>>>>>

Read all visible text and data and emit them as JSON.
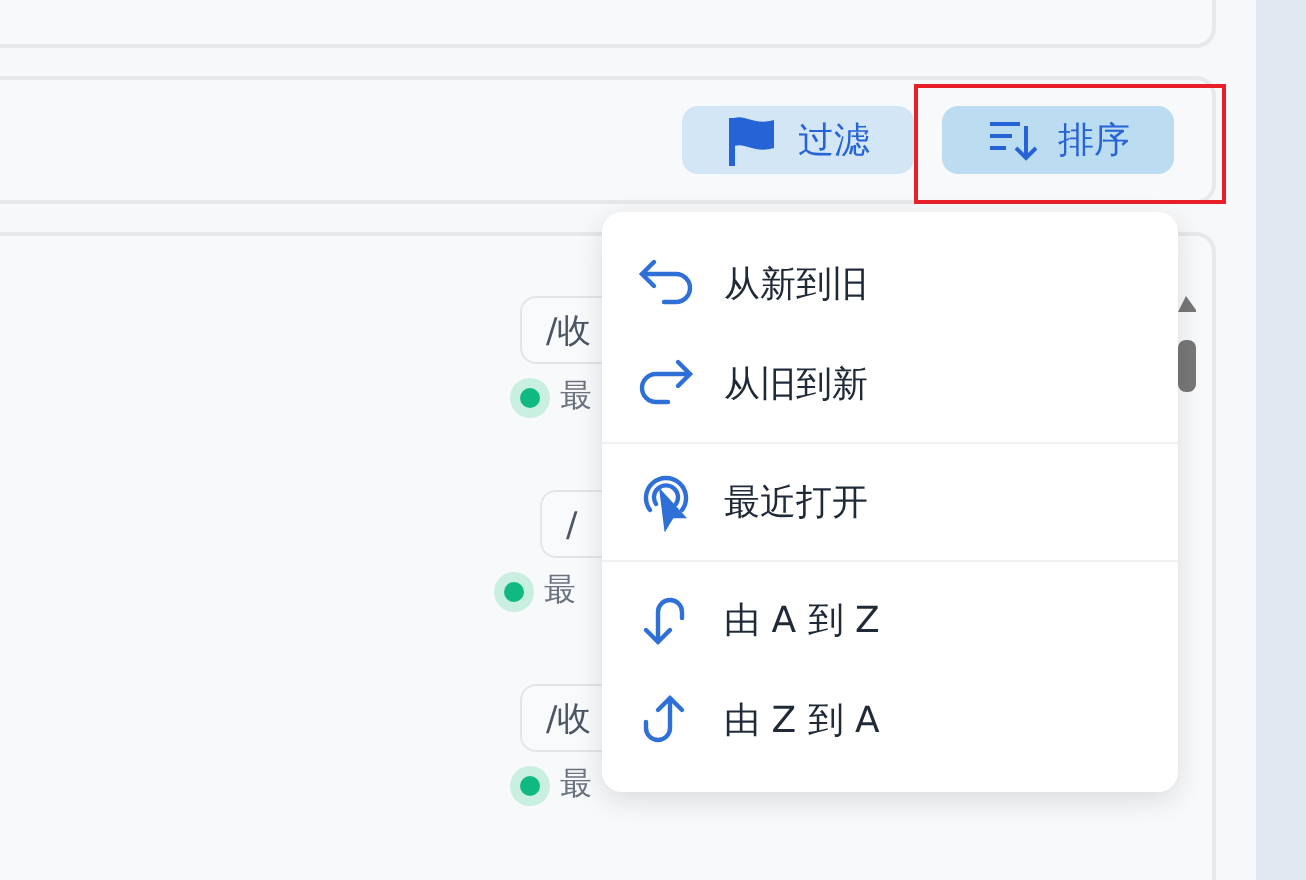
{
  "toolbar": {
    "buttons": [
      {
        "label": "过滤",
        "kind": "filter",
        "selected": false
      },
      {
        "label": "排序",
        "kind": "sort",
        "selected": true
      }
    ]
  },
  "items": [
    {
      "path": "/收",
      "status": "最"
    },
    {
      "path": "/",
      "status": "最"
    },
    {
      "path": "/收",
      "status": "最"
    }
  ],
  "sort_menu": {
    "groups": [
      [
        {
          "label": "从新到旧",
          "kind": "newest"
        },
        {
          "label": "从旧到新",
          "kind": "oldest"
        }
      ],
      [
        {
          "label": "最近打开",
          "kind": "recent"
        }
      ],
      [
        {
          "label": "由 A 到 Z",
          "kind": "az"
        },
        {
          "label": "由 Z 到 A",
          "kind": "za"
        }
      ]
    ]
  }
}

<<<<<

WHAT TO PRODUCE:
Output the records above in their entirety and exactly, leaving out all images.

SOLUTION TO THIS PROBLEM:
Read all visible text and data and emit them as JSON.
{
  "toolbar": {
    "buttons": [
      {
        "label": "过滤",
        "kind": "filter",
        "selected": false
      },
      {
        "label": "排序",
        "kind": "sort",
        "selected": true
      }
    ]
  },
  "items": [
    {
      "path": "/收",
      "status": "最"
    },
    {
      "path": "/",
      "status": "最"
    },
    {
      "path": "/收",
      "status": "最"
    }
  ],
  "sort_menu": {
    "groups": [
      [
        {
          "label": "从新到旧",
          "kind": "newest"
        },
        {
          "label": "从旧到新",
          "kind": "oldest"
        }
      ],
      [
        {
          "label": "最近打开",
          "kind": "recent"
        }
      ],
      [
        {
          "label": "由 A 到 Z",
          "kind": "az"
        },
        {
          "label": "由 Z 到 A",
          "kind": "za"
        }
      ]
    ]
  }
}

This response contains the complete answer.